SEO Myth: Meta tag keywords

Today I decided to create a new category on our blog titled ‘SEO Myth’; each post will touch base on an SEO related statement, the kind that should raise alarm bells for you and your business! Over the next few months I aim to post lots of these SEO Myth’s to help teach / explain the SEO process.

The first SEO statement you don’t want to hear:

“We can help you optimise your website by improving your meta keywords”

Google’s Matt Cutts posted on his blog sometime ago:

“…We wanted to debunk that misconception, at least as it regards to Google. Google uses over two hundred signals in our web search rankings, but the keywords meta tag is not currently one of them, and I don’t believe it will be.”

So… If Google does not use ‘meta tag keywords’ to help calculate SERPs (Search Engine Result Pages), and you hear “We can help you optimise your website by improving your meta keywords” then what should you do? You guessed it, tell them not to waste your time! When it comes to marketing your business online, money and time would be better spent developing other key areas within your website. Changing your meta keywords tag won’t make your website rank higher.

Please don’t get meta keywords mixed up with meta descriptions and page titles, after all, Google doesn’t disregard all meta tags! To help improve your clickthrough rate and lower your bounce rate, meta descriptions and titles should all be unique, relevant, and truly represent the content on a page.

If you have any thoughts or feedback on meta tag keywords or SEO then please feel free to post them below, as always it is great to hear from our awesome blog readers… Until next time, keep it Tidy!

What is a bounce rate on a website

If you are serious about marketing and developing your online business, then getting thousands of unique and repeat visitors each month is just half the battle! A good SEO or web marketing campaign will tackle a variety of site issues, possibly identifying things you did not initially consider, such as page / domain authority or bounce rate!

What is a bounce rate on a website

So, what is a bounce rate and why should you care about it?

Well… A bounce rate is the percentage of visitors that left your site from the entrance (landing) page. A website bounce rate is a metric to measure page and visitor quality, the higher a high bounce rate the more people are leaving your site, thus not finding what they are looking for.

The challenge here is to make your landing page as interesting and relevant as possible, making more visitors stay on your site, lowering the bounce rate. Pages within your website should deliver information, services and products that were promised in the ad copy or search result, AKA your title text and meta description… So don’t title it ‘Second hand computer for sale in Portsmouth’ if a page contains info on ‘new printers for sale in Chichester!

People who land on your site may bounce away by clicking on a link to another website, hitting the back button or closing the browser… For whatever reason people do decide to leave, it is not a good one! The task here is to keep people interested, convert traffic into business and keep people browsing your website for as long as they need to!

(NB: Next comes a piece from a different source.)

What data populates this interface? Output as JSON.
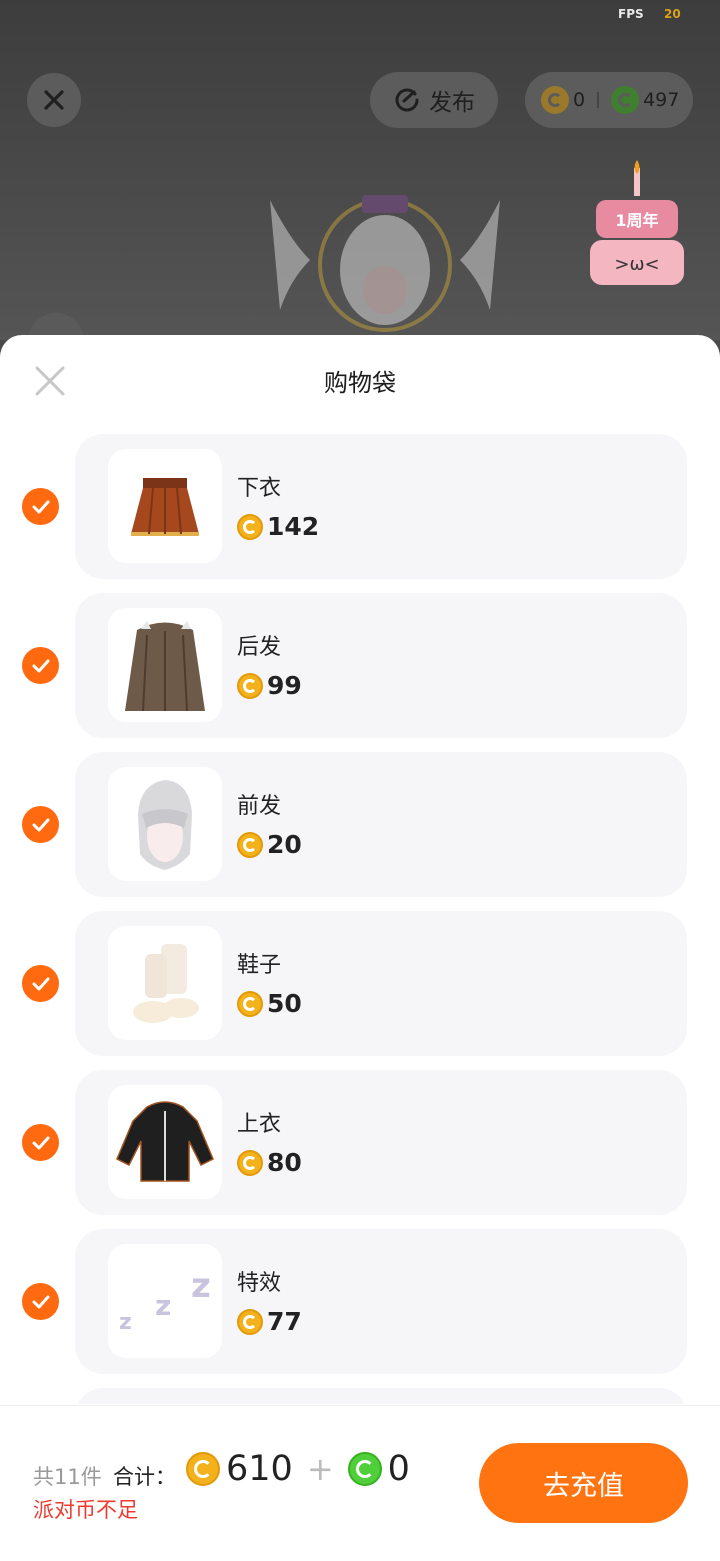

I did some research on the web and came across the figure of 40% as a decent bounce rate… Some of the sites we work on have seen much lower, around 20%!

What is a bounce rate on a website 2

I guess the average bounce rate will depend heavily on the type of site / business you are in… Adding quality content, read more links and providing value to visitors should keep people interested (regardless of the sector)! In other words, having a single page website is not going to give you a low bounce rate, in fact the opposite! However, a single page site may work for you and your business… In that case, the bounce rate is not a worthwhile metric to monitor.

Understanding how visitors use and react with your website is valuable information to have, especially if you run a business! Knowing your bounce rate will allow you to address certain pages within a site, the kind people don’t get on with and the pages people like to visit!

Please feel free to post your thoughts and opinions below, we would love to hear from businesses trying to lower a bounce rate, or better understand the principles of SEO and web marketing… Whatever you decide to do next in terms of developing your site and online business, good luck!